Your assignment: Extract all lines that hold "Render" from the records below.

▽

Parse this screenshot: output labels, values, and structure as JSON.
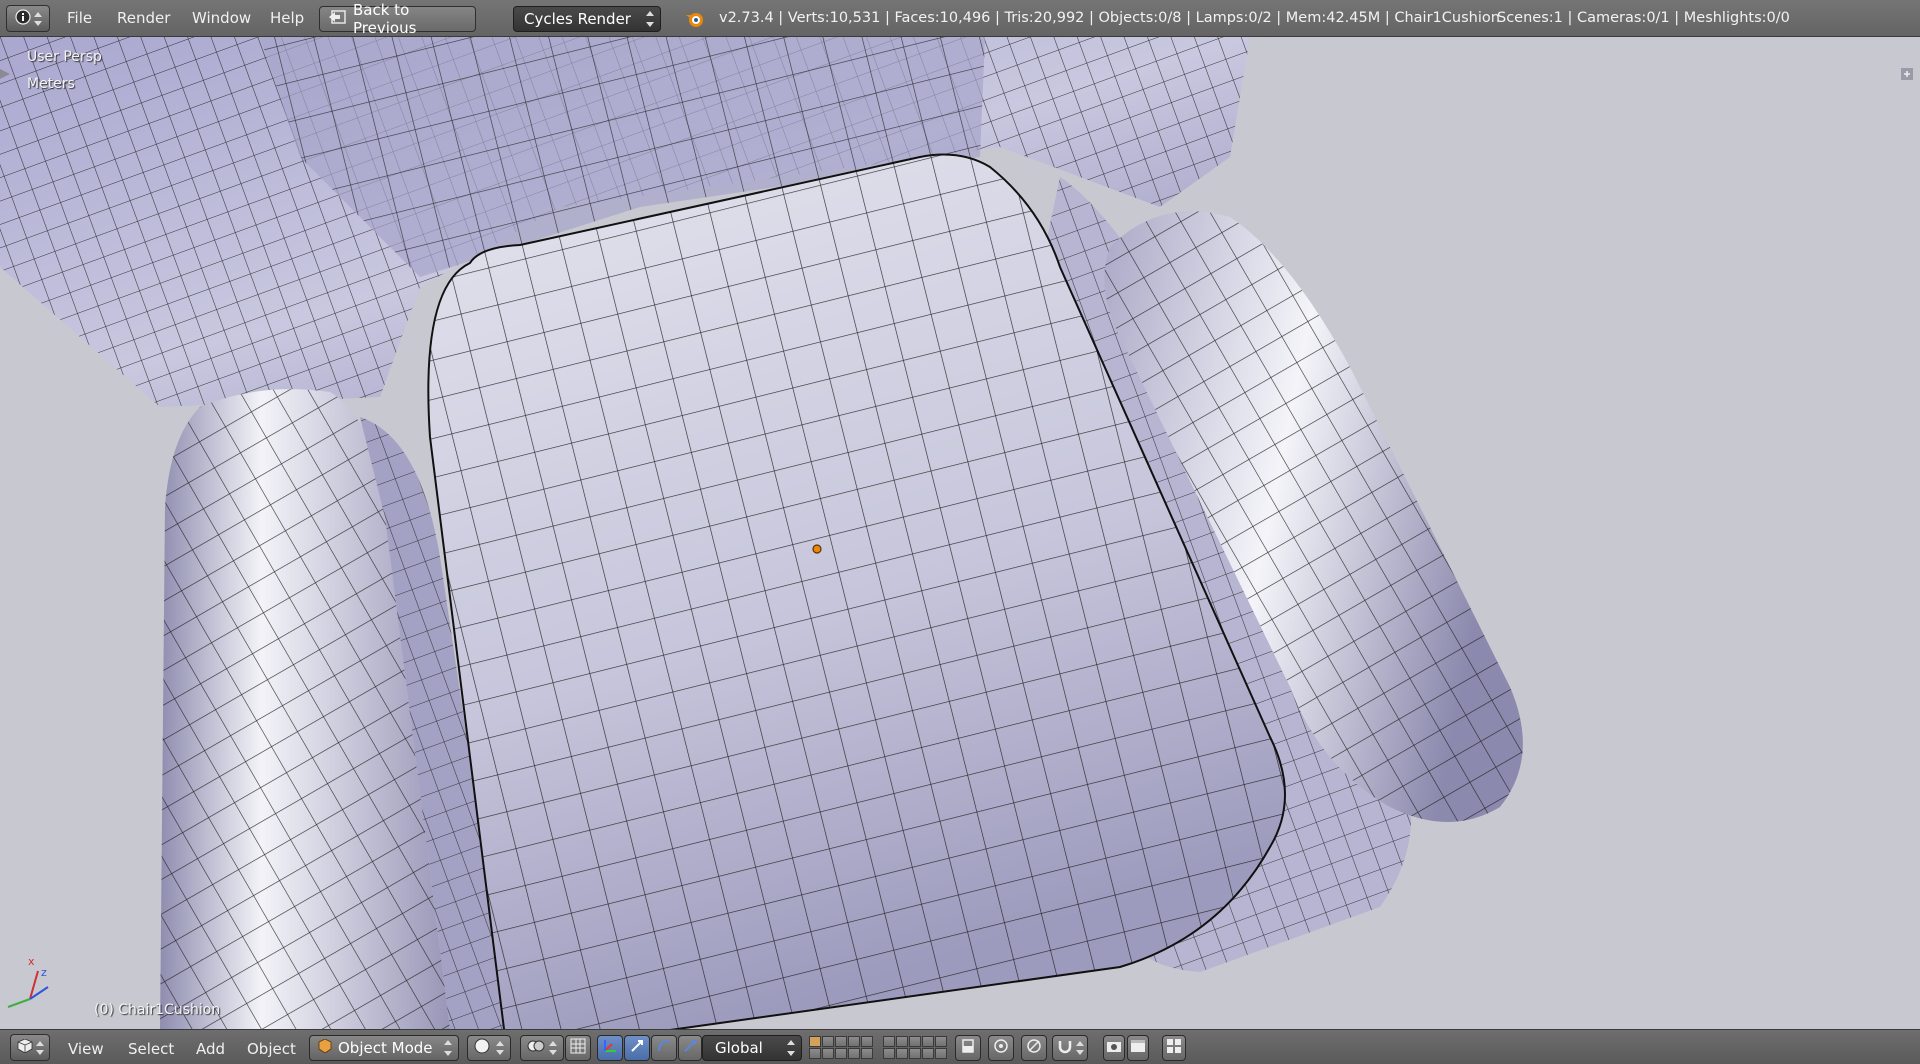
{
  "header": {
    "menus": [
      "File",
      "Render",
      "Window",
      "Help"
    ],
    "back_button": "Back to Previous",
    "render_engine": "Cycles Render",
    "stats": "v2.73.4 | Verts:10,531 | Faces:10,496 | Tris:20,992 | Objects:0/8 | Lamps:0/2 | Mem:42.45M | Chair1Cushion",
    "scene_stats": "Scenes:1 | Cameras:0/1 | Meshlights:0/0"
  },
  "viewport": {
    "view_name": "User Persp",
    "units": "Meters",
    "active_object": "(0) Chair1Cushion",
    "axis_labels": {
      "x": "x",
      "z": "z"
    },
    "background_color": "#c8c8d0"
  },
  "footer": {
    "menus": [
      "View",
      "Select",
      "Add",
      "Object"
    ],
    "mode": "Object Mode",
    "orientation": "Global"
  },
  "icons": {
    "editor_type": "info-icon",
    "blender_logo": "blender-logo-icon",
    "view3d_editor": "view3d-icon"
  },
  "colors": {
    "header_bg": "#6a6a6a",
    "select_dark": "#3a3a3a",
    "active_blue": "#5680c2",
    "origin_orange": "#e8890c"
  }
}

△

Solution:
      "Render",
    "render_engine": "Cycles Render",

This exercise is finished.